Edgar Wright And Simon Pegg Talk The World’s End And Social Science Fiction

By Brent McKnight | Updated

This article is more than 2 years old

Aside from the news that The World’s End has been greenlit, there hasn’t been much in the way of details about the latest team up from Edgar Wright and Simon Pegg. The film is purportedly the third in a loose trilogy that started with Shaun of the Dead, their homage to zombie movies, and continued with Hot Fuzz, their take on adrenaline-fueled action.

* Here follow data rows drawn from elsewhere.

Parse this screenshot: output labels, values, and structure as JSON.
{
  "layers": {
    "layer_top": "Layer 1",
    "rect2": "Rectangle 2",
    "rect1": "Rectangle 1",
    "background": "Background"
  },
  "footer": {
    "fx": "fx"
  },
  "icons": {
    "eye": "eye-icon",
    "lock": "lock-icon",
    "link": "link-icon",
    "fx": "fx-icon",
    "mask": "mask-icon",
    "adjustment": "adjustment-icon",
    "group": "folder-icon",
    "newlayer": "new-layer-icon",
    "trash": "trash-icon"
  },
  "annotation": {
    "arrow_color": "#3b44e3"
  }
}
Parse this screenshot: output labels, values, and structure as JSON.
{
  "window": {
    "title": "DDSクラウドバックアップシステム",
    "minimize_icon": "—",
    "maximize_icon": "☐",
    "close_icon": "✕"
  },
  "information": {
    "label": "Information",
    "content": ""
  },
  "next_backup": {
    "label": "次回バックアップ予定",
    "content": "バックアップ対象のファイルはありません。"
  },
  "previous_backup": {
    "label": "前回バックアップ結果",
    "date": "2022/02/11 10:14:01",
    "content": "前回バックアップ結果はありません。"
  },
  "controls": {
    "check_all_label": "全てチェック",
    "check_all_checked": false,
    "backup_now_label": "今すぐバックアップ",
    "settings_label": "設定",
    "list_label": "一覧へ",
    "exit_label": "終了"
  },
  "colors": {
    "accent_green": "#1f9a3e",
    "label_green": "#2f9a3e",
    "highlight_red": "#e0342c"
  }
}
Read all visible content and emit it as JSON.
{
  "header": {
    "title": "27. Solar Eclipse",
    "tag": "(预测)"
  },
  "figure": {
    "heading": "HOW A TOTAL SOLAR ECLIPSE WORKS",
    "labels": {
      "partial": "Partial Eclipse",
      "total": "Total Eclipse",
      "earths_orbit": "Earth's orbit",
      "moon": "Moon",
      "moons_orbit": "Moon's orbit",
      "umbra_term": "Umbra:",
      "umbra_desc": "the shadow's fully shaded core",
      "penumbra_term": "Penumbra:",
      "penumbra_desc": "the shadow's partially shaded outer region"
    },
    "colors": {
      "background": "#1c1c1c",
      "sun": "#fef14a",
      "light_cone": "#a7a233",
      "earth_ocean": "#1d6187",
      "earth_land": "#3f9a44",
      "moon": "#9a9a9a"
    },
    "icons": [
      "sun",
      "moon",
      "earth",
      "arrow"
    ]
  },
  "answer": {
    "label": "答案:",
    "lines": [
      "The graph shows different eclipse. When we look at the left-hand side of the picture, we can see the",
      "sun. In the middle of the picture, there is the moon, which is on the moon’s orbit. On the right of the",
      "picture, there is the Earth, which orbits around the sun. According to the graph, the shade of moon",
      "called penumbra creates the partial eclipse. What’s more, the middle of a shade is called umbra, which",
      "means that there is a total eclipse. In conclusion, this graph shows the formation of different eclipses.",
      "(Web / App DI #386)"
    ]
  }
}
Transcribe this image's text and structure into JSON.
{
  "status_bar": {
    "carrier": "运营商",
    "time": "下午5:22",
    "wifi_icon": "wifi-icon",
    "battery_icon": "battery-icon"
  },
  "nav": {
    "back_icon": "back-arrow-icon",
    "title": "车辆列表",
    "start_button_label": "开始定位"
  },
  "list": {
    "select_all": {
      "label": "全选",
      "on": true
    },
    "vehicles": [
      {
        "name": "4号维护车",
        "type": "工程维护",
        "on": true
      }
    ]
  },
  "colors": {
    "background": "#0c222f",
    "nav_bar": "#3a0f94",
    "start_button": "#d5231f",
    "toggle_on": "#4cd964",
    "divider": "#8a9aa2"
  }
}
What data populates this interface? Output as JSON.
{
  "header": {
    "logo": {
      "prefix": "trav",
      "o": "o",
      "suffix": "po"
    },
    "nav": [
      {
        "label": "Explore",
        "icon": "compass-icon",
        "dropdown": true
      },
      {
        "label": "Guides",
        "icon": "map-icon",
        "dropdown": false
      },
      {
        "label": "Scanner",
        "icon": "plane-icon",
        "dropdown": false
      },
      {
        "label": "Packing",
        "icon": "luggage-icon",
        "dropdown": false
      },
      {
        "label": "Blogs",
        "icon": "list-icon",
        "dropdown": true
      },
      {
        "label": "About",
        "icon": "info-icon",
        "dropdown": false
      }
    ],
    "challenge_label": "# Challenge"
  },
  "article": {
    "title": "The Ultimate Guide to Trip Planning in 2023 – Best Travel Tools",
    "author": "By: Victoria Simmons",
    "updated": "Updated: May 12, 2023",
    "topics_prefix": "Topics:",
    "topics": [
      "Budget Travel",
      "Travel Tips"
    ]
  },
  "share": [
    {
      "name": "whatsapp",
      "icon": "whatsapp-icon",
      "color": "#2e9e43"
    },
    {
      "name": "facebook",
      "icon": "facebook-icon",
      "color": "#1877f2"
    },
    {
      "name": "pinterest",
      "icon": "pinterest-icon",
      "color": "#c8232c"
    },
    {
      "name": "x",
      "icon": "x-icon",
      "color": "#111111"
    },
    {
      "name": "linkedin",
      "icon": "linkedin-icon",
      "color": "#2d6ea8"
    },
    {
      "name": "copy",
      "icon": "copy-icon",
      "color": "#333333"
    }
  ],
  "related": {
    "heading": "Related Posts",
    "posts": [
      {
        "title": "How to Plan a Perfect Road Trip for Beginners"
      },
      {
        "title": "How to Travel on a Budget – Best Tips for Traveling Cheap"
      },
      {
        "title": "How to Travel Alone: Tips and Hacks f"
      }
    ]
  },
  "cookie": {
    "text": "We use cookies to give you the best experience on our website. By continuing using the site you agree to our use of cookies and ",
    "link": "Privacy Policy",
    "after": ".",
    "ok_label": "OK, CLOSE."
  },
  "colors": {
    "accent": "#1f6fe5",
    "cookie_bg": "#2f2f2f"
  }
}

The question has been what variety of film The World’s End would take aim at, and now it looks like they’re targeting science fiction.

Talking to Empire, Wright says, “It’s a sci-fi comedy.” Pegg is quick to point out that their film is “social science fiction.” If you Wikipedia that term, as the duo suggest you do, you’ll find out that social sci-fi revolves less around technology and space and more on the direction of society. It’s an amalgam of speculative fiction and anthropology. I always think of the classic dystopian novels like Brave New World and 1984, but the subgenre cuts a wide swath subject wise.

I’m curious how these elements will mesh with the rest of the plot description. The story involves a group of long time friends on an epic pub-crawl. They try to get through twelve pubs—the final one is called The World’s End—as “a cataclysmic, possibly apocalyptic event, rages around them.”

Wright says, “This is as much about where you grew up as the people you grew up with…it’s also very silly. I would say it’s darker, more personal and more silly.”

That sounds nicely in line with Shaun of the Dead and Hot Fuzz. Both have light and fluffy moments coupled with serious darkness. That is the real pleasure of those films, that they function as satire and parody, but at the same time they’re great additions to the genre. Shaun may be a romantic comedy, but it also has everything you want out of a legit zombie movie, and Hot Fuzz is a kickass action film even with all of the ridiculous bits.

Wright and Pegg have an obvious affection and affinity for genres they pick, and they do something new and fun within the existing confines. I can’t wait to see their take on science fiction.